In the end, it matters little which of the two managers had the worse series; the Tigers' Brad Ausmus, saddled with a similarly thin rotation and equally unreliable bullpen, may have fared even worse while his team was swept out of the playoffs by the Orioles. But beyond the role of the two managers' GMs in assembling the roster — not to mention that the credit that their opponents deserve for defeating them — the larger point is that Mattingly and Williams are part of a recent trend of hiring former players with long resumes as major leaguers but little experience handling the in-game X's and O's.

The two skippers may have earned their keep in the leadership-of-men department, surmounting a variety of lineup and roster controversies without them derailing their seasons — the continuing adventures of the youthfully exuberant Harper and Puig, the placement of Zimmerman in and around his DL stint, the alignment of the Dodgers' overcrowded outfield. But under the glare of the postseason spotlight, their tactical weaknesses showed.

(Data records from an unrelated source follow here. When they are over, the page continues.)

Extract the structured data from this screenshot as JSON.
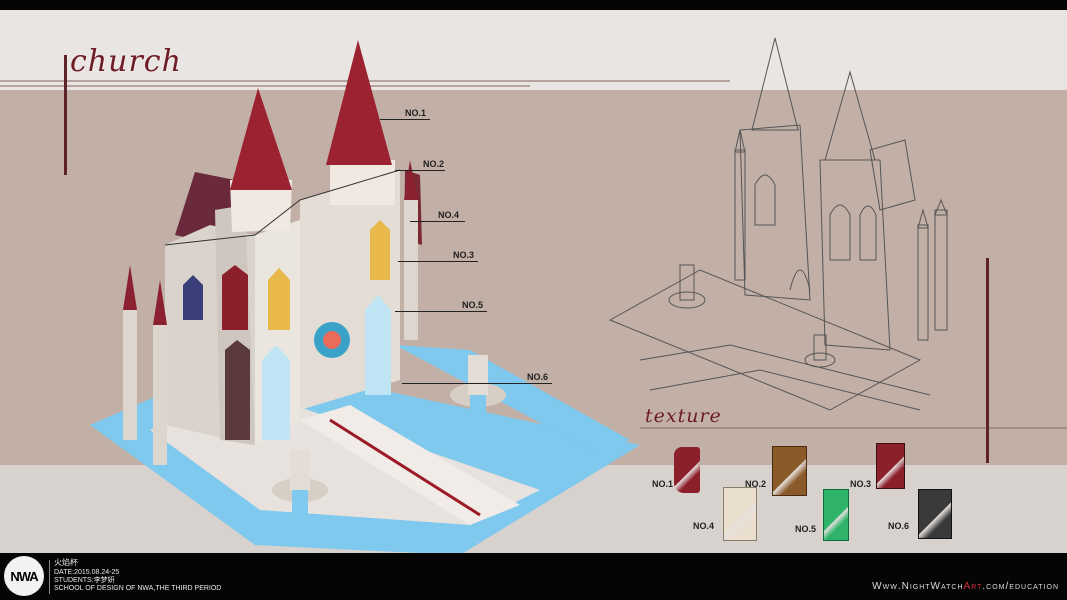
{
  "title": "church",
  "texture_heading": "texture",
  "callouts": [
    "NO.1",
    "NO.2",
    "NO.4",
    "NO.3",
    "NO.5",
    "NO.6"
  ],
  "textures": [
    {
      "label": "NO.1",
      "color": "#8b1f2b",
      "name": "red-roof-tile-swatch"
    },
    {
      "label": "NO.2",
      "color": "#8a5a2b",
      "name": "wood-block-swatch"
    },
    {
      "label": "NO.3",
      "color": "#8b1f2b",
      "name": "red-plank-swatch"
    },
    {
      "label": "NO.4",
      "color": "#eadfcf",
      "name": "stone-block-swatch"
    },
    {
      "label": "NO.5",
      "color": "#2fb36a",
      "name": "green-glass-swatch"
    },
    {
      "label": "NO.6",
      "color": "#3a3a3a",
      "name": "dark-stone-swatch"
    }
  ],
  "footer": {
    "logo": "NWA",
    "event": "火焰杯",
    "date": "DATE:2015.08.24-25",
    "students": "STUDENTS:李梦妍",
    "school": "SCHOOL OF DESIGN OF NWA,THE THIRD PERIOD",
    "site_prefix": "Www.",
    "site_mid1": "NightWatch",
    "site_red": "Art",
    "site_suffix": ".com/education"
  }
}
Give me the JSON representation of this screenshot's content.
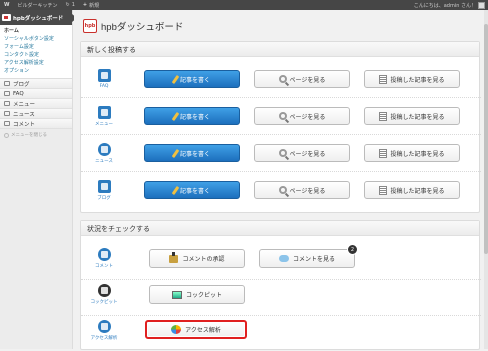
{
  "adminbar": {
    "wp_logo": "W",
    "site_name": "ビルダーキッチン",
    "update_icon": "↻",
    "update_count": "1",
    "new_label": "新規",
    "greeting": "こんにちは、admin さん！"
  },
  "sidebar": {
    "current_menu": "hpbダッシュボード",
    "submenu": [
      "ホーム",
      "ソーシャルボタン設定",
      "フォーム設定",
      "コンタクト設定",
      "アクセス解析設定",
      "オプション"
    ],
    "items": [
      {
        "label": "ブログ",
        "icon": "blog-icon"
      },
      {
        "label": "FAQ",
        "icon": "faq-icon"
      },
      {
        "label": "メニュー",
        "icon": "menu-icon"
      },
      {
        "label": "ニュース",
        "icon": "news-icon"
      },
      {
        "label": "コメント",
        "icon": "comment-icon"
      }
    ],
    "collapse_label": "メニューを閉じる"
  },
  "page": {
    "logo_text": "hpb",
    "title": "hpbダッシュボード"
  },
  "post_panel": {
    "heading": "新しく投稿する",
    "rows": [
      {
        "label": "FAQ",
        "write": "記事を書く",
        "view": "ページを見る",
        "list": "投稿した記事を見る",
        "icon": "faq-icon"
      },
      {
        "label": "メニュー",
        "write": "記事を書く",
        "view": "ページを見る",
        "list": "投稿した記事を見る",
        "icon": "menu-icon"
      },
      {
        "label": "ニュース",
        "write": "記事を書く",
        "view": "ページを見る",
        "list": "投稿した記事を見る",
        "icon": "news-icon"
      },
      {
        "label": "ブログ",
        "write": "記事を書く",
        "view": "ページを見る",
        "list": "投稿した記事を見る",
        "icon": "blog-icon"
      }
    ]
  },
  "status_panel": {
    "heading": "状況をチェックする",
    "comment": {
      "label": "コメント",
      "approve": "コメントの承認",
      "view": "コメントを見る",
      "badge": "2"
    },
    "cockpit": {
      "label": "コックピット",
      "button": "コックピット"
    },
    "access": {
      "label": "アクセス解析",
      "button": "アクセス解析"
    }
  },
  "colors": {
    "accent": "#2c7bbf",
    "highlight": "#e02020",
    "logo": "#c9302c"
  }
}
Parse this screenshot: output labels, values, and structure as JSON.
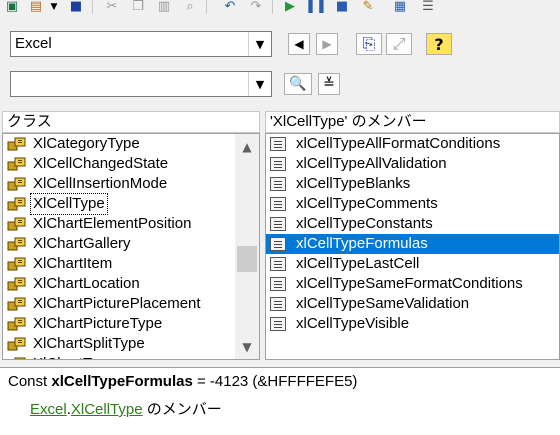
{
  "toolbar": {
    "icons": [
      "excel-icon",
      "view-icon",
      "dropdown-icon",
      "save-icon",
      "cut-icon",
      "copy-icon",
      "paste-icon",
      "find-icon",
      "undo-icon",
      "redo-icon",
      "run-icon",
      "pause-icon",
      "stop-icon",
      "design-icon",
      "project-icon",
      "properties-icon"
    ]
  },
  "library_combo": {
    "value": "Excel"
  },
  "search_combo": {
    "value": ""
  },
  "nav": {
    "back_label": "◀",
    "forward_label": "▶",
    "copy_label": "⎘",
    "view_def_label": "⤢",
    "help_label": "?",
    "search_label": "🔍",
    "toggle_label": "≚"
  },
  "classes": {
    "header": "クラス",
    "items": [
      "XlCategoryType",
      "XlCellChangedState",
      "XlCellInsertionMode",
      "XlCellType",
      "XlChartElementPosition",
      "XlChartGallery",
      "XlChartItem",
      "XlChartLocation",
      "XlChartPicturePlacement",
      "XlChartPictureType",
      "XlChartSplitType",
      "XlChartType"
    ],
    "selected_index": 3
  },
  "members": {
    "header": "'XlCellType' のメンバー",
    "items": [
      "xlCellTypeAllFormatConditions",
      "xlCellTypeAllValidation",
      "xlCellTypeBlanks",
      "xlCellTypeComments",
      "xlCellTypeConstants",
      "xlCellTypeFormulas",
      "xlCellTypeLastCell",
      "xlCellTypeSameFormatConditions",
      "xlCellTypeSameValidation",
      "xlCellTypeVisible"
    ],
    "selected_index": 5
  },
  "details": {
    "prefix": "Const ",
    "name": "xlCellTypeFormulas",
    "suffix": " = -4123 (&HFFFFEFE5)",
    "lib_link": "Excel",
    "dot": ".",
    "class_link": "XlCellType",
    "member_of": " のメンバー"
  },
  "colors": {
    "selection": "#0078d7",
    "link": "#2e7d18"
  }
}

Perhaps they'll learn from their mistakes, but it will take another 162-game grind before we'll see if they can give their teams the best chance to win when it matters most.